_The problem_
Please reproduce each line of the data below as it stands.

[Stored items from a collection]
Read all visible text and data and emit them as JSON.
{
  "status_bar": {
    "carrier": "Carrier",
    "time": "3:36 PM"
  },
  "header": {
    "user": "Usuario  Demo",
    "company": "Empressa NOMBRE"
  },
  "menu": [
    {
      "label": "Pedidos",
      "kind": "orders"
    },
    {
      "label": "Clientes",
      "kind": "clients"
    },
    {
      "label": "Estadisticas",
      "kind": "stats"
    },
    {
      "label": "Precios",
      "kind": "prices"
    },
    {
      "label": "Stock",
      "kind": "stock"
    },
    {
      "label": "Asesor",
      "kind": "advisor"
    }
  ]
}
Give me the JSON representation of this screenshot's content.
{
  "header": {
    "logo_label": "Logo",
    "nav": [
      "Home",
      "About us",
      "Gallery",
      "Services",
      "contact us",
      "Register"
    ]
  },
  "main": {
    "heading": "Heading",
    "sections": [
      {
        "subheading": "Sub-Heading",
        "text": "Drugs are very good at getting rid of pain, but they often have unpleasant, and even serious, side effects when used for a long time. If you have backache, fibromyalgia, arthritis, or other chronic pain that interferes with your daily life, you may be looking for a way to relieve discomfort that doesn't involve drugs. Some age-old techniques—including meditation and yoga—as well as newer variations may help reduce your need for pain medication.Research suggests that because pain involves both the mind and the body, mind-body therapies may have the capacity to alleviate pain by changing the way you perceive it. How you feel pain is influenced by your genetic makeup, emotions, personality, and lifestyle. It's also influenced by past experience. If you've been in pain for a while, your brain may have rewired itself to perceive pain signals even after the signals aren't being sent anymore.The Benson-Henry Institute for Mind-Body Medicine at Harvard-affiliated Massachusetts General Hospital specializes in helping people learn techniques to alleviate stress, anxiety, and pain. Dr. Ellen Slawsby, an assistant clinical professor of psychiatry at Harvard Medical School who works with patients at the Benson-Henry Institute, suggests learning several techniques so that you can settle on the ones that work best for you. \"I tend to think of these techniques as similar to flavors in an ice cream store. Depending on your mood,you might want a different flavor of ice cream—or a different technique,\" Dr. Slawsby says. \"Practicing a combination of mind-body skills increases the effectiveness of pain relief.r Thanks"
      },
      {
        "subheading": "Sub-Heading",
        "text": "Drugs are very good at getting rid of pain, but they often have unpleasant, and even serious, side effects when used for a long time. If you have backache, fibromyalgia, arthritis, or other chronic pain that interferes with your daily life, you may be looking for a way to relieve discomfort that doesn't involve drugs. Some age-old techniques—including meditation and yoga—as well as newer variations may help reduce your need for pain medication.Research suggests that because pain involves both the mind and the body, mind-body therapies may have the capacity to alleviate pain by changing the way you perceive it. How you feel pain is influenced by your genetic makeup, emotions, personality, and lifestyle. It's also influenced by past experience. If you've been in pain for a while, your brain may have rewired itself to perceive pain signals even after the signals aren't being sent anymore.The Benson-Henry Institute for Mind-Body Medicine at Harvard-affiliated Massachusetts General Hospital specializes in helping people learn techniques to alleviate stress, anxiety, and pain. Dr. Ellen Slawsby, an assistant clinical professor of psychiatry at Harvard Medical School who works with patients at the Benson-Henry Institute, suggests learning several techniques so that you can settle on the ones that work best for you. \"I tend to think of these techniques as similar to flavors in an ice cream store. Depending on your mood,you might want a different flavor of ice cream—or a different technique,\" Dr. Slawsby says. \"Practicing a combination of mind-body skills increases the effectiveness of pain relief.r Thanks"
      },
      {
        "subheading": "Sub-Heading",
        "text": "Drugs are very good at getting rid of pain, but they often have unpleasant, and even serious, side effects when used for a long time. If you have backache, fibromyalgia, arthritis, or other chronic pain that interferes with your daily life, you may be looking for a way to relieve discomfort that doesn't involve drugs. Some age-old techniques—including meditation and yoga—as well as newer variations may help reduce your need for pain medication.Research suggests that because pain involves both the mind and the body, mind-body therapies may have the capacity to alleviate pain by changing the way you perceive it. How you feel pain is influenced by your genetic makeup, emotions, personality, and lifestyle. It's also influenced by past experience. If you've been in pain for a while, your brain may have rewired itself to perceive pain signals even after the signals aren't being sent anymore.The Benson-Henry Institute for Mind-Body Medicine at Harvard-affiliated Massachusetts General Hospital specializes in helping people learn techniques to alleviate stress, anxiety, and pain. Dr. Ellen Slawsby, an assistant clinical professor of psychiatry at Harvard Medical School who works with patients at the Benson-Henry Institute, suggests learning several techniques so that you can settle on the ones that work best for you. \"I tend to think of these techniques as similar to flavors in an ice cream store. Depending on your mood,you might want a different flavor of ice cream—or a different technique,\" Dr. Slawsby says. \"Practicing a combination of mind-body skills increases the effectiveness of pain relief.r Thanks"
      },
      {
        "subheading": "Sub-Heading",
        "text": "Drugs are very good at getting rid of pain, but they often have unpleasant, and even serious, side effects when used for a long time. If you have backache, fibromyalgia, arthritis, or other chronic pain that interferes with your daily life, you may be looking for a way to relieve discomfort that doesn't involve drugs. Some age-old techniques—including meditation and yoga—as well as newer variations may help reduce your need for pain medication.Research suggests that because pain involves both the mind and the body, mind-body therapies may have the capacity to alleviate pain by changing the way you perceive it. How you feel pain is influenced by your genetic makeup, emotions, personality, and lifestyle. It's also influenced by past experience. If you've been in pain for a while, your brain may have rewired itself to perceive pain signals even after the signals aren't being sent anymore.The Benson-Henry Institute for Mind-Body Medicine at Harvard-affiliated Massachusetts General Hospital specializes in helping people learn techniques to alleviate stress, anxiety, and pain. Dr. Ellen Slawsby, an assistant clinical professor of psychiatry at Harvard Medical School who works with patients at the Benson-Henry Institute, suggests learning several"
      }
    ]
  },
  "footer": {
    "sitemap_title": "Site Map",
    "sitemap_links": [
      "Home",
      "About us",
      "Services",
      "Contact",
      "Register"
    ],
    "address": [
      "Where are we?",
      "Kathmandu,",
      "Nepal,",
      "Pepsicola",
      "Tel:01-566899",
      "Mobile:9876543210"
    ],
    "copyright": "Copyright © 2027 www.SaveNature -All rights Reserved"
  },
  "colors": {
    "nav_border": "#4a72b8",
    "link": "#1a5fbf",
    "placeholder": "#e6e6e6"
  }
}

_Finished task_
Read all visible text and data and emit them as JSON.
{
  "status_bar": {
    "carrier": "Carrier",
    "time": "3:36 PM"
  },
  "header": {
    "user": "Usuario  Demo",
    "company": "Empressa NOMBRE"
  },
  "menu": [
    {
      "label": "Pedidos",
      "kind": "orders"
    },
    {
      "label": "Clientes",
      "kind": "clients"
    },
    {
      "label": "Estadisticas",
      "kind": "stats"
    },
    {
      "label": "Precios",
      "kind": "prices"
    },
    {
      "label": "Stock",
      "kind": "stock"
    },
    {
      "label": "Asesor",
      "kind": "advisor"
    }
  ]
}
Give me the JSON representation of this screenshot's content.
{
  "header": {
    "logo_label": "Logo",
    "nav": [
      "Home",
      "About us",
      "Gallery",
      "Services",
      "contact us",
      "Register"
    ]
  },
  "main": {
    "heading": "Heading",
    "sections": [
      {
        "subheading": "Sub-Heading",
        "text": "Drugs are very good at getting rid of pain, but they often have unpleasant, and even serious, side effects when used for a long time. If you have backache, fibromyalgia, arthritis, or other chronic pain that interferes with your daily life, you may be looking for a way to relieve discomfort that doesn't involve drugs. Some age-old techniques—including meditation and yoga—as well as newer variations may help reduce your need for pain medication.Research suggests that because pain involves both the mind and the body, mind-body therapies may have the capacity to alleviate pain by changing the way you perceive it. How you feel pain is influenced by your genetic makeup, emotions, personality, and lifestyle. It's also influenced by past experience. If you've been in pain for a while, your brain may have rewired itself to perceive pain signals even after the signals aren't being sent anymore.The Benson-Henry Institute for Mind-Body Medicine at Harvard-affiliated Massachusetts General Hospital specializes in helping people learn techniques to alleviate stress, anxiety, and pain. Dr. Ellen Slawsby, an assistant clinical professor of psychiatry at Harvard Medical School who works with patients at the Benson-Henry Institute, suggests learning several techniques so that you can settle on the ones that work best for you. \"I tend to think of these techniques as similar to flavors in an ice cream store. Depending on your mood,you might want a different flavor of ice cream—or a different technique,\" Dr. Slawsby says. \"Practicing a combination of mind-body skills increases the effectiveness of pain relief.r Thanks"
      },
      {
        "subheading": "Sub-Heading",
        "text": "Drugs are very good at getting rid of pain, but they often have unpleasant, and even serious, side effects when used for a long time. If you have backache, fibromyalgia, arthritis, or other chronic pain that interferes with your daily life, you may be looking for a way to relieve discomfort that doesn't involve drugs. Some age-old techniques—including meditation and yoga—as well as newer variations may help reduce your need for pain medication.Research suggests that because pain involves both the mind and the body, mind-body therapies may have the capacity to alleviate pain by changing the way you perceive it. How you feel pain is influenced by your genetic makeup, emotions, personality, and lifestyle. It's also influenced by past experience. If you've been in pain for a while, your brain may have rewired itself to perceive pain signals even after the signals aren't being sent anymore.The Benson-Henry Institute for Mind-Body Medicine at Harvard-affiliated Massachusetts General Hospital specializes in helping people learn techniques to alleviate stress, anxiety, and pain. Dr. Ellen Slawsby, an assistant clinical professor of psychiatry at Harvard Medical School who works with patients at the Benson-Henry Institute, suggests learning several techniques so that you can settle on the ones that work best for you. \"I tend to think of these techniques as similar to flavors in an ice cream store. Depending on your mood,you might want a different flavor of ice cream—or a different technique,\" Dr. Slawsby says. \"Practicing a combination of mind-body skills increases the effectiveness of pain relief.r Thanks"
      },
      {
        "subheading": "Sub-Heading",
        "text": "Drugs are very good at getting rid of pain, but they often have unpleasant, and even serious, side effects when used for a long time. If you have backache, fibromyalgia, arthritis, or other chronic pain that interferes with your daily life, you may be looking for a way to relieve discomfort that doesn't involve drugs. Some age-old techniques—including meditation and yoga—as well as newer variations may help reduce your need for pain medication.Research suggests that because pain involves both the mind and the body, mind-body therapies may have the capacity to alleviate pain by changing the way you perceive it. How you feel pain is influenced by your genetic makeup, emotions, personality, and lifestyle. It's also influenced by past experience. If you've been in pain for a while, your brain may have rewired itself to perceive pain signals even after the signals aren't being sent anymore.The Benson-Henry Institute for Mind-Body Medicine at Harvard-affiliated Massachusetts General Hospital specializes in helping people learn techniques to alleviate stress, anxiety, and pain. Dr. Ellen Slawsby, an assistant clinical professor of psychiatry at Harvard Medical School who works with patients at the Benson-Henry Institute, suggests learning several techniques so that you can settle on the ones that work best for you. \"I tend to think of these techniques as similar to flavors in an ice cream store. Depending on your mood,you might want a different flavor of ice cream—or a different technique,\" Dr. Slawsby says. \"Practicing a combination of mind-body skills increases the effectiveness of pain relief.r Thanks"
      },
      {
        "subheading": "Sub-Heading",
        "text": "Drugs are very good at getting rid of pain, but they often have unpleasant, and even serious, side effects when used for a long time. If you have backache, fibromyalgia, arthritis, or other chronic pain that interferes with your daily life, you may be looking for a way to relieve discomfort that doesn't involve drugs. Some age-old techniques—including meditation and yoga—as well as newer variations may help reduce your need for pain medication.Research suggests that because pain involves both the mind and the body, mind-body therapies may have the capacity to alleviate pain by changing the way you perceive it. How you feel pain is influenced by your genetic makeup, emotions, personality, and lifestyle. It's also influenced by past experience. If you've been in pain for a while, your brain may have rewired itself to perceive pain signals even after the signals aren't being sent anymore.The Benson-Henry Institute for Mind-Body Medicine at Harvard-affiliated Massachusetts General Hospital specializes in helping people learn techniques to alleviate stress, anxiety, and pain. Dr. Ellen Slawsby, an assistant clinical professor of psychiatry at Harvard Medical School who works with patients at the Benson-Henry Institute, suggests learning several"
      }
    ]
  },
  "footer": {
    "sitemap_title": "Site Map",
    "sitemap_links": [
      "Home",
      "About us",
      "Services",
      "Contact",
      "Register"
    ],
    "address": [
      "Where are we?",
      "Kathmandu,",
      "Nepal,",
      "Pepsicola",
      "Tel:01-566899",
      "Mobile:9876543210"
    ],
    "copyright": "Copyright © 2027 www.SaveNature -All rights Reserved"
  },
  "colors": {
    "nav_border": "#4a72b8",
    "link": "#1a5fbf",
    "placeholder": "#e6e6e6"
  }
}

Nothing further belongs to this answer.